Stress and Compassion Fatigue of Nurses on an International Service Trip: A Mixed-Methods Study

Saturday, 21 July 2018

Caroline Warren, BSN, RN, CHES
Department of Emergency Medicine, Johns Hopkins Hospital, Baltimore, MD, USA
Diana Lyn Baptiste, DNP, MSN, RN
Department of Acute and Chronic Care, Johns Hopkins University School of Nursing, Baltimore, MD, USA
Rebecca Wright, PhD, BSc (Hons), RN
Community and Public Health, Johns Hopkins School of Nursing, Baltimore,, MD, USA

Purpose: Nurses throughout the world are at risk for developing compassion fatigue from their frequent exposure to persistently difficult situations in patient-care settings. Even in the developed world’s hospital clinical settings with every available resource, the nursing staff cares for patients in high stress circumstances that can result in a despondent nurse who suffers from emotional and somatic symptoms including fatigue, resentment, and anxiety. There is limited research about USA nurses’ experiences working in lower middle income countries and the impact it may have on stress and compassion fatigue.

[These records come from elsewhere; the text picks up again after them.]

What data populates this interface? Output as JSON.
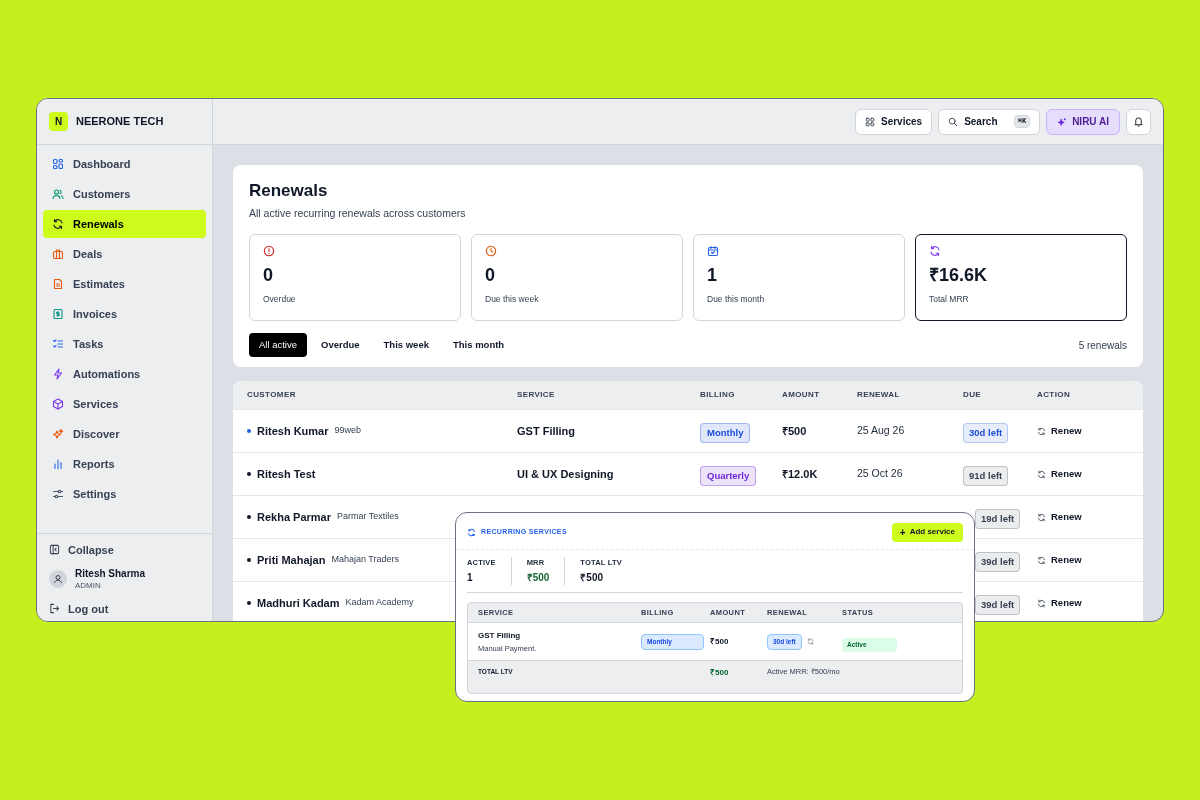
{
  "brand": {
    "logo": "N",
    "name": "NEERONE TECH"
  },
  "sidebar": {
    "items": [
      {
        "label": "Dashboard",
        "selected": false
      },
      {
        "label": "Customers",
        "selected": false
      },
      {
        "label": "Renewals",
        "selected": true
      },
      {
        "label": "Deals",
        "selected": false
      },
      {
        "label": "Estimates",
        "selected": false
      },
      {
        "label": "Invoices",
        "selected": false
      },
      {
        "label": "Tasks",
        "selected": false
      },
      {
        "label": "Automations",
        "selected": false
      },
      {
        "label": "Services",
        "selected": false
      },
      {
        "label": "Discover",
        "selected": false
      },
      {
        "label": "Reports",
        "selected": false
      },
      {
        "label": "Settings",
        "selected": false
      }
    ],
    "collapse": "Collapse",
    "user": {
      "name": "Ritesh Sharma",
      "role": "ADMIN"
    },
    "logout": "Log out"
  },
  "topbar": {
    "services": "Services",
    "search": "Search",
    "shortcut": "⌘K",
    "ai": "NIRU AI"
  },
  "header": {
    "title": "Renewals",
    "subtitle": "All active recurring renewals across customers"
  },
  "stats": [
    {
      "value": "0",
      "label": "Overdue",
      "selected": false
    },
    {
      "value": "0",
      "label": "Due this week",
      "selected": false
    },
    {
      "value": "1",
      "label": "Due this month",
      "selected": false
    },
    {
      "value": "₹16.6K",
      "label": "Total MRR",
      "selected": true
    }
  ],
  "filters": [
    {
      "label": "All active",
      "selected": true
    },
    {
      "label": "Overdue",
      "selected": false
    },
    {
      "label": "This week",
      "selected": false
    },
    {
      "label": "This month",
      "selected": false
    }
  ],
  "count": "5 renewals",
  "table": {
    "columns": [
      "CUSTOMER",
      "SERVICE",
      "BILLING",
      "AMOUNT",
      "RENEWAL",
      "DUE",
      "ACTION"
    ],
    "rows": [
      {
        "customer": "Ritesh Kumar",
        "company": "99web",
        "color": "#2563eb",
        "service": "GST Filling",
        "billing": {
          "text": "Monthly",
          "color": "#1d4ed8"
        },
        "amount": "₹500",
        "renewal": "25 Aug 26",
        "due": {
          "text": "30d left",
          "color": "#1d4ed8"
        },
        "action": "Renew"
      },
      {
        "customer": "Ritesh Test",
        "color": "#111827",
        "service": "UI & UX Designing",
        "billing": {
          "text": "Quarterly",
          "color": "#6d28d9"
        },
        "amount": "₹12.0K",
        "renewal": "25 Oct 26",
        "due": {
          "text": "91d left",
          "color": "#374151"
        },
        "action": "Renew"
      },
      {
        "customer": "Rekha Parmar",
        "company": "Parmar Textiles",
        "color": "#111827",
        "due": {
          "text": "19d left",
          "color": "#374151"
        },
        "action": "Renew"
      },
      {
        "customer": "Priti Mahajan",
        "company": "Mahajan Traders",
        "color": "#111827",
        "due": {
          "text": "39d left",
          "color": "#374151"
        },
        "action": "Renew"
      },
      {
        "customer": "Madhuri Kadam",
        "company": "Kadam Academy",
        "color": "#111827",
        "due": {
          "text": "39d left",
          "color": "#374151"
        },
        "action": "Renew"
      }
    ]
  },
  "popup": {
    "title": "RECURRING SERVICES",
    "add": "Add service",
    "plus": "+",
    "stats": [
      {
        "label": "ACTIVE",
        "value": "1",
        "color": "#111827"
      },
      {
        "label": "MRR",
        "value": "₹500",
        "color": "#166534"
      },
      {
        "label": "TOTAL LTV",
        "value": "₹500",
        "color": "#111827"
      }
    ],
    "columns": [
      "SERVICE",
      "BILLING",
      "AMOUNT",
      "RENEWAL",
      "STATUS"
    ],
    "row": {
      "service": "GST Filling",
      "note": "Manual Payment.",
      "billing": "Monthly",
      "amount": "₹500",
      "due": "30d left",
      "status": "Active"
    },
    "footer": {
      "label": "TOTAL LTV",
      "amount": "₹500",
      "mrr": "Active MRR: ₹500/mo"
    }
  }
}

The phenomenon of compassion fatigue results from the repeated stress of a clinical setting and can have physical, emotional, and spiritual impact on nurses. Nurses often experience compassion fatigue while working with high risk populations in emergency, trauma, and critical care areas. Previous studies have reported that compassion fatigue and increased stress among nurses can lead to burnout, and negative outcomes for patients. The aim of this research is to establish a baseline stress, compassion satisfaction, burnout, and secondary trauma stress for a group of USA hospital-based nurses; and analyze their perceptions after exposure during a short-term peacetime international service experience in rural Nicaragua.

Methods: A descriptive, mixed methods study was conducted with a small group of nurses who were employed in the adult emergency department at a level-one urban academic medical center in the Northeastern region of the United States. We employed two valid instruments, the Holmes-Rahe Life Inventory prior to departure and the Professional Quality-of-Life Scale (ProQOL) before and after volunteering for a Non-Governmental Organization (NGO) in rural Nicaragua. A paired t-test was performed to determine differences between pre and post ProQOL scores. Holmes-Rahe Life Inventory scores were examined, reporting low, moderate, or high scores. A short open-ended qualitative questionnaire was used to examine nurses’ perceptions of their experience during the one-year follow-up, utilizing thematic analysis.

Results: Demographics for the (N=7) nurses was collected through surveys. Of the seven nurses, five actively worked in an emergency department, one in intensive care and one on a general medical floor. Education levels among nurses ranged from bachelor’s to master’s degree levels; five nurses having less than 5 years and two with more than 10 years of clinical nursing experience. The group consisted on one male and six females ranging from 18 to 54 years of age. The majority of participants (86%) had never traveled to a lower middle income country, nor have they ever participated in an international service experience.

Holmes-Rahe Life Inventory scores (N=7) were highest among two nurses who reported difficult events such as a death of a close family member, change in responsibilities at work, or changing their line of work within the previous year. Lower Holmes-Rahe Life Inventory scores (<150) among three nurses were attributed to life events related to changing to a new school, change in living conditions, a major change in social habits, or changing their dressing or eating habits within the last year. Moderate scores (150-300) among four nurses reflect a 50% chance of health breakdown. None of the participants achieved higher scores (>300) which reflect higher levels of stress and an 80% chance of health breakdown.

ProQol scores were analyzed for (N=6) nurses who responded at the baseline and follow-up period. There was no significant difference in the pre and post mean scores within the three categories of compassion satisfaction, burnout, and secondary trauma stress.

We used simple qualitative questions to explore the nurses’ reflections about the international service trip and perceptions about how their role may have changed after the experience. Six nurses provided qualitative responses one year after the trip. We identified several themes that emerged from the evaluation. When asked about their reflections for the trip, nurses responses were thematically focused on 1) learning about new culture, 2) they found the experience enjoyable or fulfilling and, 3) concerns about making a sustainable difference among the population. When asked about how the international service trip impacted their current job or role, the following themes emerged: 1) increased consciousness or knowledge about vulnerable populations and, 2) improved sense of cultural competence

Conclusion: Our data suggests that nurses who travel to lower middle income countries may already have a moderate level of stress and varied interpretation of perceived quality of life. Nurses traveling to lower middle income countries for medical missions, service trips, and working with NGOs to must consider how compassion fatigue and levels of stress can have an impact on their current nursing practice within their clinical settings and when they are volunteering abroad. All nurses should be provided the opportunity to reflect on their own stress levels and perceived quality-of-life prior to departure. Further investigation is necessary to explore correlations between the Holmes-Rahe Life Inventory and ProQOL scores.